Social security and service system for the disabled keeps improving. In March 2010 the General Office of the State Council forwarded the Guiding Opinions on Accelerating the Building of a Social Security and Service System for the Disabled. The development fund for the disabled earmarked by the central budget during the 12th Five-year Plan period is about four times that in the 11th Five-year Plan period. In 2012 the state carried out community-based rehabilitation services in 2,794 counties and districts nationwide, and helped 7.602 million disabled people become rehabilitated to various degrees through the implementation of key rehabilitation programs; 15,000 disabled children received preschool education funds from central and local governments; the state offered vocational training for 299,000 disabled people in cities and towns, and subsidized 141,000 impoverished households with at least one disabled member each to build barrier-free facilities. Legal aid and relief agencies at different levels provided legal services for 100,000 disabled people, and 2.391 million disabled people from urban areas and 363,000 disabled people from rural areas had been granted life allowances and home-care subsidies steadily. The state had granted fuel subsidies for the motor wheelchairs of 554,000 disabled people. By the end of 2012, some 10.705 million disabled people had been deemed eligible for subsistence allowances, with the assistance level for their families improving. Some 2.809 million disabled workers in towns and cities had been covered by various social insurance policies. Nationwide, 7,275 boarding homes and day-care centers for the disabled have been set up, providing services for 747,000 disabled people.
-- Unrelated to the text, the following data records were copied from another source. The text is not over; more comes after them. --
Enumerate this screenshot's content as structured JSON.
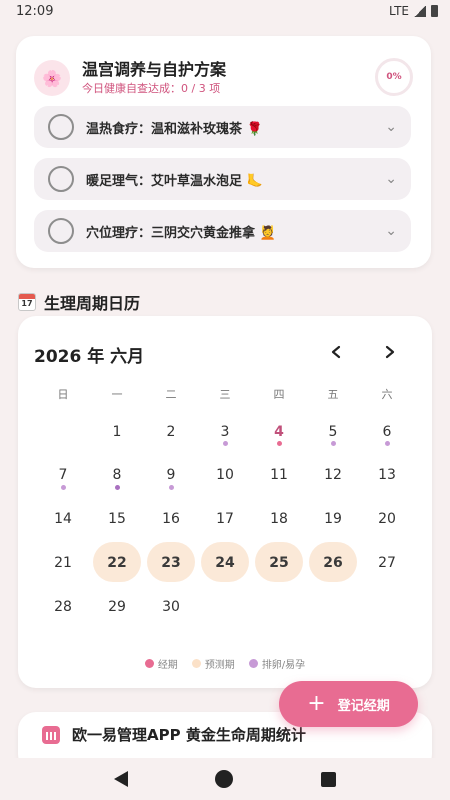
{
  "status": {
    "time": "12:09",
    "network": "LTE"
  },
  "plan": {
    "title": "温宫调养与自护方案",
    "subtitle": "今日健康自查达成：0 / 3 项",
    "progress": "0%",
    "tasks": [
      {
        "label": "温热食疗：温和滋补玫瑰茶 🌹"
      },
      {
        "label": "暖足理气：艾叶草温水泡足 🦶"
      },
      {
        "label": "穴位理疗：三阴交穴黄金推拿 💆"
      }
    ]
  },
  "calendar": {
    "section_title": "生理周期日历",
    "month_label": "2026 年 六月",
    "prev_icon": "chevron-left",
    "next_icon": "chevron-right",
    "weekdays": [
      "日",
      "一",
      "二",
      "三",
      "四",
      "五",
      "六"
    ],
    "days": [
      "1",
      "2",
      "3",
      "4",
      "5",
      "6",
      "7",
      "8",
      "9",
      "10",
      "11",
      "12",
      "13",
      "14",
      "15",
      "16",
      "17",
      "18",
      "19",
      "20",
      "21",
      "22",
      "23",
      "24",
      "25",
      "26",
      "27",
      "28",
      "29",
      "30"
    ],
    "legend": [
      "经期",
      "预测期",
      "排卵/易孕"
    ],
    "colors": {
      "period": "#e86c92",
      "predicted": "#fbe9d8",
      "fertile": "#c79ad6"
    }
  },
  "fab": {
    "label": "登记经期"
  },
  "stats": {
    "title": "欧一易管理APP 黄金生命周期统计"
  }
}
Various activities such as culture weeks, fitness weeks and community culture shows have been organized for the disabled to enrich their cultural and sports lives. Social resources are pooled to create barrier-free standards for information accessibility. A website to serve the disabled (www.cdpsn.org.cn) provides barrier-free online services for them to search for information on news, employment,rehabilitation, assistance, etc.

Social organizations are playing a positive role in promoting the cause of human rights in China. In recent years social organizations are developing in a healthy and orderly way, demonstrating their further positive role in safeguarding and promoting the cause of human rights. By the end of 2012, there were 492,000 social organizations registered in accordance with the law, among which 268,000 were social groups, 221,000 were NGOs and 2,961 were foundations. The number of social organizations across the country had increased by 14.2 percent from 431,000 at the end of 2009; and the number of foundations had increased by 60.7 percent from 1,843 in 2009. The number of social organizations for every 10,000 people has increased from 3.2 in 2009 to 3.7 now. Representatives of national associations in China have taken leading posts in 152 international organizations, and became heads of special committees of 25 international organizations and directors of 92 international organizations. Making full use of their advantages, these social organizations are playing an important role in education, science and technology, culture, public health, social management, social welfare and charity work. According to incomplete statistics, over 60,000 industry associations nationwide have more than 20 million members (including individual business owners), 447,364 grassroots senior citizens associations cover the vast urban and rural communities, with 110 million members. Over 40,000 academic societies have kept regular touch with over 5 million experts and scholars, and over 40,000 rural special economic associations are responsible for contacting over 10 million households. There are over 100 million members of various professional associations. In 2012 China's social organizations attracted over 25 million volunteers to participate in charity work.